This past weekend, The New York Times reviewed a book titled The Haves and the Have Nots: A Brief and Idiosyncratic History of Global Inequality.The book is about income distribution and while it may sound like the same old argument about the inequality of it all, it is more. The book is built around three academic essays; but each is followed by a number of short pieces to add flavor and color to the discussion.
What is particularly interesting to me is the information that seems to be in the second and third essays - those that focus on global inequality. There are bits of information in there that can be used with students when discussion income inequality and economic development that might bring clarity to their thought. Specifically, it will help them understand that the idea of wealth can be somewhat subjective.
This blog post from The New York Times (HT to Marginal Revolution) was a follow-up to the review. The author points out an interesting chart that shows that the average real income of the bottom five percent in the U.S. is higher than the average real income of the top five percent in India.
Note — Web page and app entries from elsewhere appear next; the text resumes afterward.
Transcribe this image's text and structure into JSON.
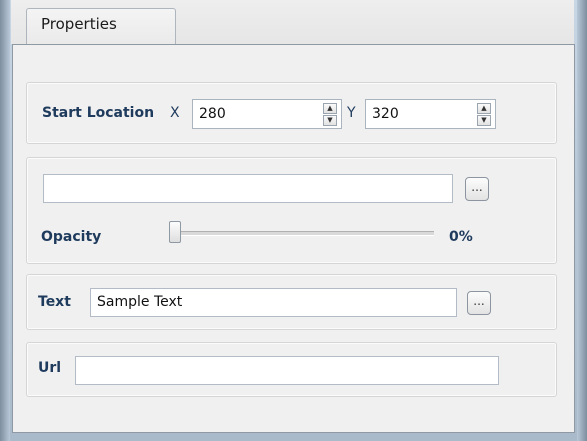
{
  "window": {
    "tab_title": "Properties"
  },
  "start_location": {
    "label": "Start Location",
    "x_label": "X",
    "x_value": "280",
    "y_label": "Y",
    "y_value": "320"
  },
  "image_panel": {
    "path_value": "",
    "browse_label": "...",
    "opacity_label": "Opacity",
    "opacity_value": "0%",
    "opacity_fraction": 0
  },
  "text_panel": {
    "label": "Text",
    "value": "Sample Text",
    "browse_label": "..."
  },
  "url_panel": {
    "label": "Url",
    "value": ""
  }
}
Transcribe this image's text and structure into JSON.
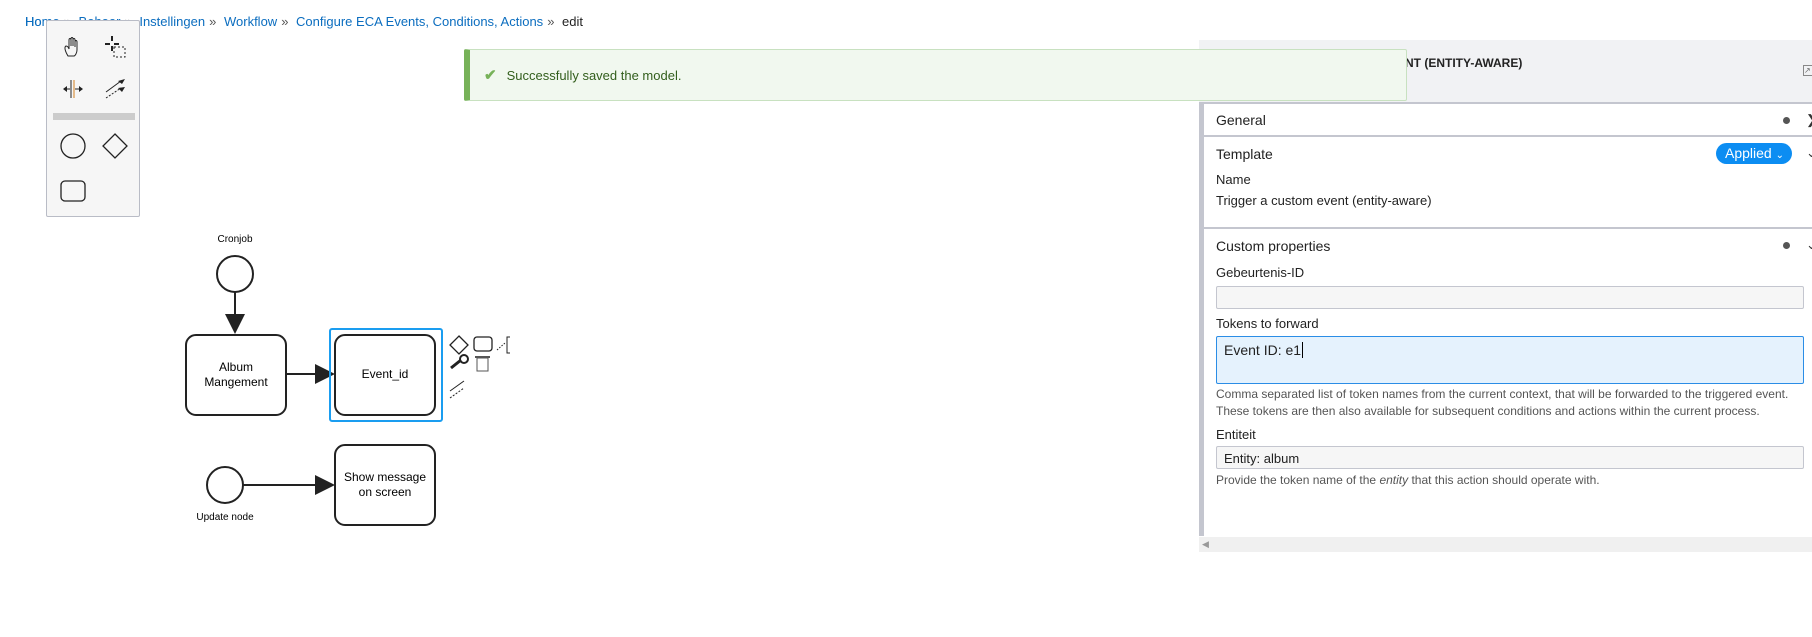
{
  "breadcrumb": {
    "items": [
      "Home",
      "Beheer",
      "Instellingen",
      "Workflow",
      "Configure ECA Events, Conditions, Actions"
    ],
    "visible_items": [
      "Ho",
      "Instellingen",
      "Workflow",
      "Configure ECA Events, Conditions, Actions"
    ],
    "current": "edit",
    "separator": "»"
  },
  "message": {
    "text": "Successfully saved the model.",
    "icon": "check-icon",
    "color": "#77b259"
  },
  "palette": {
    "tools": [
      "hand-tool-icon",
      "lasso-tool-icon",
      "space-tool-icon",
      "global-connect-tool-icon",
      "start-event-icon",
      "gateway-icon",
      "task-icon"
    ]
  },
  "diagram": {
    "start_events": [
      {
        "label": "Cronjob"
      },
      {
        "label": "Update node"
      }
    ],
    "tasks": [
      {
        "label_lines": [
          "Album",
          "Mangement"
        ]
      },
      {
        "label_lines": [
          "Event_id"
        ],
        "selected": true
      },
      {
        "label_lines": [
          "Show message",
          "on screen"
        ]
      }
    ]
  },
  "panel": {
    "header_title": "NT (ENTITY-AWARE)",
    "groups": {
      "general": "General",
      "template": "Template",
      "custom": "Custom properties"
    },
    "applied_label": "Applied",
    "name_label": "Name",
    "name_value": "Trigger a custom event (entity-aware)",
    "event_id_label": "Gebeurtenis-ID",
    "event_id_value": "",
    "tokens_label": "Tokens to forward",
    "tokens_value": "Event ID: e1",
    "tokens_desc": "Comma separated list of token names from the current context, that will be forwarded to the triggered event. These tokens are then also available for subsequent conditions and actions within the current process.",
    "entity_label": "Entiteit",
    "entity_value": "Entity: album",
    "entity_desc_pre": "Provide the token name of the ",
    "entity_desc_em": "entity",
    "entity_desc_post": " that this action should operate with."
  },
  "colors": {
    "accent": "#0c8df2",
    "selection": "#1a9df0"
  }
}
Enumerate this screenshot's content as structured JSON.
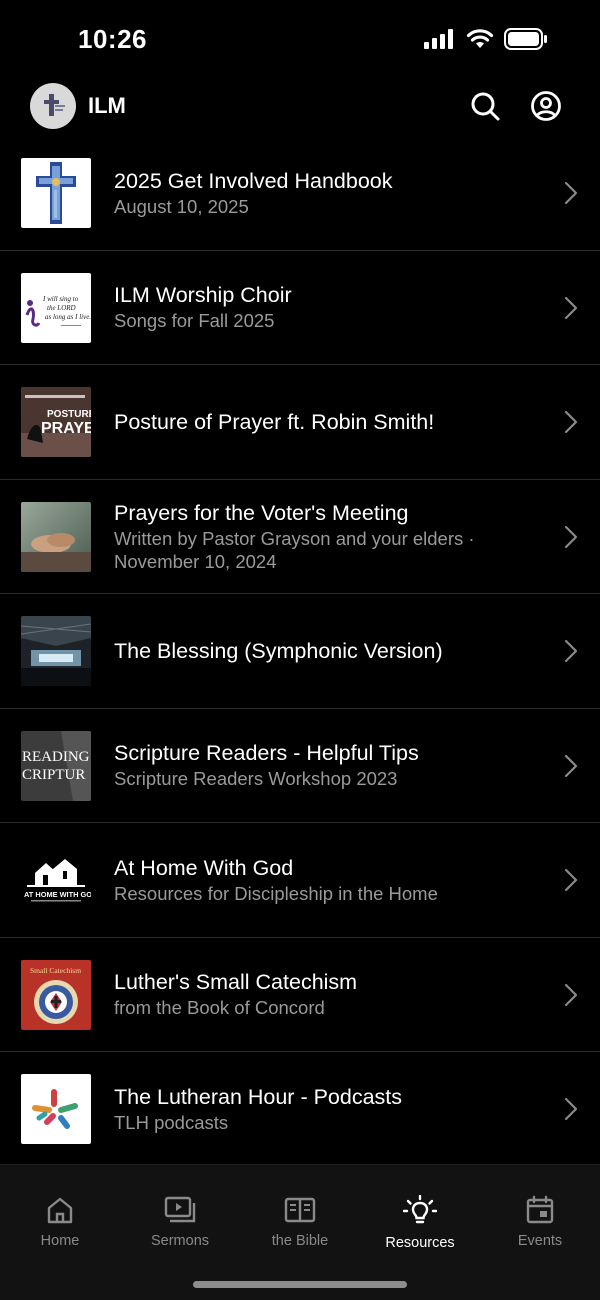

Having said that, I suspect the spread in India's top five is significantly larger than the spread in the bottom five in the U.S. That alone should help students become more skeptical about how "averages" are used. But the relative wealth of the "poor" in the U.S. is something that we often forget. That does not excuse the gap, but it does put it into a different perspective. I hope to read this book soon, and I'm placing it on my carousel at left. I hope some of you are also moved to read it, and come back and comment.